__Task statement__.
Could you count how many lines of the data include "operator" and answer with the number only?

════

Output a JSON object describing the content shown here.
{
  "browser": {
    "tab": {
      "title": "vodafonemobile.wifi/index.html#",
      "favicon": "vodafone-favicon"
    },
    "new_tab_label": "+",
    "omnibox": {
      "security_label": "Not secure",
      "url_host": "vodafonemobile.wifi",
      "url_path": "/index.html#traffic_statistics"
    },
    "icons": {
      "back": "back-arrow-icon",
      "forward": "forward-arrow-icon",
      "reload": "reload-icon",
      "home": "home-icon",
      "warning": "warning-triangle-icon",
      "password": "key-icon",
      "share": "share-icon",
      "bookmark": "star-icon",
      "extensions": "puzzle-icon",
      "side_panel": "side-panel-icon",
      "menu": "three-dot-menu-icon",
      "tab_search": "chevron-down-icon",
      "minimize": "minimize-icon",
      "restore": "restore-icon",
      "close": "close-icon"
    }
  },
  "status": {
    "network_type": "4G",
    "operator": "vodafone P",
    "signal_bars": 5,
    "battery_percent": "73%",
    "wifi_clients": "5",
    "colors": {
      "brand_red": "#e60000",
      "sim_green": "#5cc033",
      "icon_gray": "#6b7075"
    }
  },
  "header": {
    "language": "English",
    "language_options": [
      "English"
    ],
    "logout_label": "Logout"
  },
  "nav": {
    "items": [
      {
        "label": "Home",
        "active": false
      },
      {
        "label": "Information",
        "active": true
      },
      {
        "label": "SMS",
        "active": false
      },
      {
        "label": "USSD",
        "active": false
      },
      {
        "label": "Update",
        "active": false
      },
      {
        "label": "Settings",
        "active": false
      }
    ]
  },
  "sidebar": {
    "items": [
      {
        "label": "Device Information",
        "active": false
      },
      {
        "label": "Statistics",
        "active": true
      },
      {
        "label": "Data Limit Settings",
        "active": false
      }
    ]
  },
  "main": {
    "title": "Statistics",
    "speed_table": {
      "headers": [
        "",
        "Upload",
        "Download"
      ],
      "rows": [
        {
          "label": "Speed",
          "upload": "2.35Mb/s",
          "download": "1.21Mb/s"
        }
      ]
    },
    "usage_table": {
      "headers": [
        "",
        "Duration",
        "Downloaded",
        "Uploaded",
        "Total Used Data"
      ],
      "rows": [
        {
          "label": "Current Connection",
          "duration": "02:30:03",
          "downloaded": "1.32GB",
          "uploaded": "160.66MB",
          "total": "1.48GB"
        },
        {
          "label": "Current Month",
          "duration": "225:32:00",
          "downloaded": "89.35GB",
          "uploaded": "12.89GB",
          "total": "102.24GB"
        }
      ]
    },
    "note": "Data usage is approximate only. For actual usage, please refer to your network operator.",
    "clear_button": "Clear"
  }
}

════

__Completed exercise__.
2